Barbora Kubátová , University of South Bohemia, Faculty of Agriculture, Biotechnological Centre, ČESKÉ BUDĚJOVICE, Czech Republic
Dasa Bastlova , University of South Bohemia, Faculty of Science , Department of Plant Physiology , Ceske Budejovice, Czech Republic
Vladislav Curn , University of South Bohemia, Faculty of Agriculture, Biotechnological Centre, Ceske Budejovice, Czech Republic
Neil O Anderson , University of Minnesota, Department of Horticultural Science, Saint Paul, MN

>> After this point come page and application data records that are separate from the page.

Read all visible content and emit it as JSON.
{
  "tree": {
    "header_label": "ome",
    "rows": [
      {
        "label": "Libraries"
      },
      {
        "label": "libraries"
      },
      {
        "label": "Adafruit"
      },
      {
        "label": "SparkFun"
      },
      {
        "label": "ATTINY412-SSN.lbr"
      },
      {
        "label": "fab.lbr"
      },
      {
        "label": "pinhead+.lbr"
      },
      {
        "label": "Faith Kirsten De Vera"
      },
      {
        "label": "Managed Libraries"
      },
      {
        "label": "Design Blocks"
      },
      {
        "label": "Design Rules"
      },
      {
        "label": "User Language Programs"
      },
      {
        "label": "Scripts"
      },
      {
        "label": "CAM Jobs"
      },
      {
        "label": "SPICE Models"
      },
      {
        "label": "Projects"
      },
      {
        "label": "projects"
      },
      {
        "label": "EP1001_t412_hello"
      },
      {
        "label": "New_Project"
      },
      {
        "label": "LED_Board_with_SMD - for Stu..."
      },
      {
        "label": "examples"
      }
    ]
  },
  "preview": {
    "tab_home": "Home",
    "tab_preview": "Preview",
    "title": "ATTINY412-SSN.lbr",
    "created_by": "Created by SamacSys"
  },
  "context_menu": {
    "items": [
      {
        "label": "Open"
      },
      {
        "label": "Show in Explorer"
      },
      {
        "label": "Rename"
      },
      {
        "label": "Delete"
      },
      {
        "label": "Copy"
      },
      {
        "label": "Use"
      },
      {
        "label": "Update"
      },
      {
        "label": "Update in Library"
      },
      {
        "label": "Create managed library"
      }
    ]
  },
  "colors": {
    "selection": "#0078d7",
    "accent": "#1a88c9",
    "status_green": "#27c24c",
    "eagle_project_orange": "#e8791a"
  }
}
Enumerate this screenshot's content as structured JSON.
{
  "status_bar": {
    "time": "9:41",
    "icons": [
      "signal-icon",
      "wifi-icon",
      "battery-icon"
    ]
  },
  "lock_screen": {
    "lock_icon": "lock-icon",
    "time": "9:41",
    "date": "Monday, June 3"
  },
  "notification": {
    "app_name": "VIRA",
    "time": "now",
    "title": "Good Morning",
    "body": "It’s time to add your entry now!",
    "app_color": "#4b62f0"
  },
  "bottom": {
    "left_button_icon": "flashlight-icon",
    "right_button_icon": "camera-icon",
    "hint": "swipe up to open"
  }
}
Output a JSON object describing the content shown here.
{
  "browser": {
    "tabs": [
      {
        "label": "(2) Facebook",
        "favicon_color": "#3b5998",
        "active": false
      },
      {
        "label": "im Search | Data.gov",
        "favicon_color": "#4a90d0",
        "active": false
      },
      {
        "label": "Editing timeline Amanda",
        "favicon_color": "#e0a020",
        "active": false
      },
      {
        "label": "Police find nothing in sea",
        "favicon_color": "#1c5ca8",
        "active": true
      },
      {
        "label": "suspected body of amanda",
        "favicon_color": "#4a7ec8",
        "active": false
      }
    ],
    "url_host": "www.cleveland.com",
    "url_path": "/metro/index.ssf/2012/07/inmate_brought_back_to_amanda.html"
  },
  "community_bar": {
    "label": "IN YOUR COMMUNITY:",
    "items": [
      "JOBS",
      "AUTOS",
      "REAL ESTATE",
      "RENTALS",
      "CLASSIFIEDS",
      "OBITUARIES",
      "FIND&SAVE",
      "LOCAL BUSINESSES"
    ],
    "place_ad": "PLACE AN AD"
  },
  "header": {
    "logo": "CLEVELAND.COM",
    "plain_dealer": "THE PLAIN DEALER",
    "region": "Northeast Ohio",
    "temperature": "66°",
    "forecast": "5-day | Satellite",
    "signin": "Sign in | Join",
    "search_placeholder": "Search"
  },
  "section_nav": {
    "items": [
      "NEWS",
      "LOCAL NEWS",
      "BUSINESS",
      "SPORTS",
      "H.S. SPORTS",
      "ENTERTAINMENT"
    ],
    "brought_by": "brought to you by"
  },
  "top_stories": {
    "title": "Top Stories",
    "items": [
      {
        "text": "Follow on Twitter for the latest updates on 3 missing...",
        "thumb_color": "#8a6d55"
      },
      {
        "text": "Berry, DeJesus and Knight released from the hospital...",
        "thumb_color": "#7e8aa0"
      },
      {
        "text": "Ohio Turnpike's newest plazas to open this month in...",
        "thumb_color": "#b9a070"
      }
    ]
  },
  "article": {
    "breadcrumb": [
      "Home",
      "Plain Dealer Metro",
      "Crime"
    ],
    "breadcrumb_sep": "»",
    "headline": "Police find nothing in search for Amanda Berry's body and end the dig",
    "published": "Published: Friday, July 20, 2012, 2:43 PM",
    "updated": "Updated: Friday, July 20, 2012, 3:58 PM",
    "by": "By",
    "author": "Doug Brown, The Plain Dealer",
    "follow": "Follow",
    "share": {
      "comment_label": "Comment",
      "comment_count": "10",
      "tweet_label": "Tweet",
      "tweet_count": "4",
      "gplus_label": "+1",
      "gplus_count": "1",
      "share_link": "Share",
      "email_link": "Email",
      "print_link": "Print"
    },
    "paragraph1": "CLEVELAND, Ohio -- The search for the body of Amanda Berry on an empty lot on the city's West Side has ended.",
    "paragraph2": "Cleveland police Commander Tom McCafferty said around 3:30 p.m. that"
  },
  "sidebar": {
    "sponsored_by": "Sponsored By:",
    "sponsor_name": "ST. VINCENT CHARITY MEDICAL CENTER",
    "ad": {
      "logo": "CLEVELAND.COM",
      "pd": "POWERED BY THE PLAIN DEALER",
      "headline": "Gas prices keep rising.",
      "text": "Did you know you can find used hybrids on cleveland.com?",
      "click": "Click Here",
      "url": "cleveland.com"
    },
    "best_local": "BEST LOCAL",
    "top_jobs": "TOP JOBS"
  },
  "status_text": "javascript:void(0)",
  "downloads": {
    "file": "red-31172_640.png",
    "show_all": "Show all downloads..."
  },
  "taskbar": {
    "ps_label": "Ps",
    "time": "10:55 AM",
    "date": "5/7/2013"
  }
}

An increasing number of invasive organisms are responsible for adverse environmental and economic impacts worldwide, including species extinction, crop failures, reduced water supply, and damage to industrial infrastructures. Many invasive plants are horticultural or agronomic crops that have escaped cultivation. Invasive species control is costly and continues to escalate due to new crop domestication and increased international trade. The purpose of presented research was to characterize the invasive potential of select Czech and US (Minnesota) native and introduced reed canary grass (Phalaris arundinacea) genotypes, to asses the invasive potential of P. arundinacea native/invasive/expansive populations and cultivars, and to reveal level of genetic polymorphism within and between populations and cultivars of P.arundinacea in geographical gradient and to asses gene-flow between populations. Reed canary grass germplasm in both Minnesota (MN) and the Czech Republic (CR) was collected and assessed for genetic variation using molecular techniques. Other morphological (phenotypic), domestication, and biochemical traits were also studied. The fast evolving microsatellites (ISSRs) were used as the fingerprinting marker. A set of at three ISSR markers (UBC810, UBC828 a UBC881) was analysed. Results showed unusually high degree of variability in the analyzed samples. Individual populations were very heterogeneous and hypothesis that Phalaris creates large monoclonal stands was not supported. Also intrapopulation variability was very high and it was not entirely clear differentiation between CZ populations. In contrast, within a large geographic scale significant differentiation was demonstrated between the U.S. and CZ populations. This study was supported by grants MSM60076658-06, GAJU 064/2010/Z, AMVIS LH11-039.